WHAT IS REQUIRED -
Every entry below is to be retyped exactly as it appears.

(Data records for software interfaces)

================================

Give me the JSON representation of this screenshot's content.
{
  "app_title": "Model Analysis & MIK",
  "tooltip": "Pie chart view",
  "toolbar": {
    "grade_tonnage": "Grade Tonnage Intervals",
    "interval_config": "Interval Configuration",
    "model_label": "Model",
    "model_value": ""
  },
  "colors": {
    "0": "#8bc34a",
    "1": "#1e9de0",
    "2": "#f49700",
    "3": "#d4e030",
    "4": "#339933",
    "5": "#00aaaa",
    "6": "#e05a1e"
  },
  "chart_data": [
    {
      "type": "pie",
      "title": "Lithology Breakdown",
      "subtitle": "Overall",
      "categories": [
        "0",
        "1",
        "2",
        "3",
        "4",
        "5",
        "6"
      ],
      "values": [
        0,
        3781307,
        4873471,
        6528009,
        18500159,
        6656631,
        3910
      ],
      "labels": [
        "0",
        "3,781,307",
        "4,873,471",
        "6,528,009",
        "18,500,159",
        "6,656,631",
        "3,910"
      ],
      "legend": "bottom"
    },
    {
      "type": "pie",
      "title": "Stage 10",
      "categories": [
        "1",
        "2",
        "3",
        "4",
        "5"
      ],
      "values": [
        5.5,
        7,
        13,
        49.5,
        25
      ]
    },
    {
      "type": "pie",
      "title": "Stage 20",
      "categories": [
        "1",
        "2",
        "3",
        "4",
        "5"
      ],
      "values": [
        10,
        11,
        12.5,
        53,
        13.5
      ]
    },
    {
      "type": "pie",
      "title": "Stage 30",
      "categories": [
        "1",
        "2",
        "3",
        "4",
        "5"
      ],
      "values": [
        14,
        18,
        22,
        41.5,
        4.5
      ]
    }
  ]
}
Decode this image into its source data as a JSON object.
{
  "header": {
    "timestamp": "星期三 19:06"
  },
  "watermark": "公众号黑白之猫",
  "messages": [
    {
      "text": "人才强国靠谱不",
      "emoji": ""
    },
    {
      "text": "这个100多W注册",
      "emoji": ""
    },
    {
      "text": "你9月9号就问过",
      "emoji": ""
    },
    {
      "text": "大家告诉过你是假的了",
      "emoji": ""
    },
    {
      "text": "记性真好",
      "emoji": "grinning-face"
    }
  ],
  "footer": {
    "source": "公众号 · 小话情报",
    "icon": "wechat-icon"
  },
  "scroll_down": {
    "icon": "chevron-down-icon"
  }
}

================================

ANSWER BELOW -
Give me the JSON representation of this screenshot's content.
{
  "app_title": "Model Analysis & MIK",
  "tooltip": "Pie chart view",
  "toolbar": {
    "grade_tonnage": "Grade Tonnage Intervals",
    "interval_config": "Interval Configuration",
    "model_label": "Model",
    "model_value": ""
  },
  "colors": {
    "0": "#8bc34a",
    "1": "#1e9de0",
    "2": "#f49700",
    "3": "#d4e030",
    "4": "#339933",
    "5": "#00aaaa",
    "6": "#e05a1e"
  },
  "chart_data": [
    {
      "type": "pie",
      "title": "Lithology Breakdown",
      "subtitle": "Overall",
      "categories": [
        "0",
        "1",
        "2",
        "3",
        "4",
        "5",
        "6"
      ],
      "values": [
        0,
        3781307,
        4873471,
        6528009,
        18500159,
        6656631,
        3910
      ],
      "labels": [
        "0",
        "3,781,307",
        "4,873,471",
        "6,528,009",
        "18,500,159",
        "6,656,631",
        "3,910"
      ],
      "legend": "bottom"
    },
    {
      "type": "pie",
      "title": "Stage 10",
      "categories": [
        "1",
        "2",
        "3",
        "4",
        "5"
      ],
      "values": [
        5.5,
        7,
        13,
        49.5,
        25
      ]
    },
    {
      "type": "pie",
      "title": "Stage 20",
      "categories": [
        "1",
        "2",
        "3",
        "4",
        "5"
      ],
      "values": [
        10,
        11,
        12.5,
        53,
        13.5
      ]
    },
    {
      "type": "pie",
      "title": "Stage 30",
      "categories": [
        "1",
        "2",
        "3",
        "4",
        "5"
      ],
      "values": [
        14,
        18,
        22,
        41.5,
        4.5
      ]
    }
  ]
}
Decode this image into its source data as a JSON object.
{
  "header": {
    "timestamp": "星期三 19:06"
  },
  "watermark": "公众号黑白之猫",
  "messages": [
    {
      "text": "人才强国靠谱不",
      "emoji": ""
    },
    {
      "text": "这个100多W注册",
      "emoji": ""
    },
    {
      "text": "你9月9号就问过",
      "emoji": ""
    },
    {
      "text": "大家告诉过你是假的了",
      "emoji": ""
    },
    {
      "text": "记性真好",
      "emoji": "grinning-face"
    }
  ],
  "footer": {
    "source": "公众号 · 小话情报",
    "icon": "wechat-icon"
  },
  "scroll_down": {
    "icon": "chevron-down-icon"
  }
}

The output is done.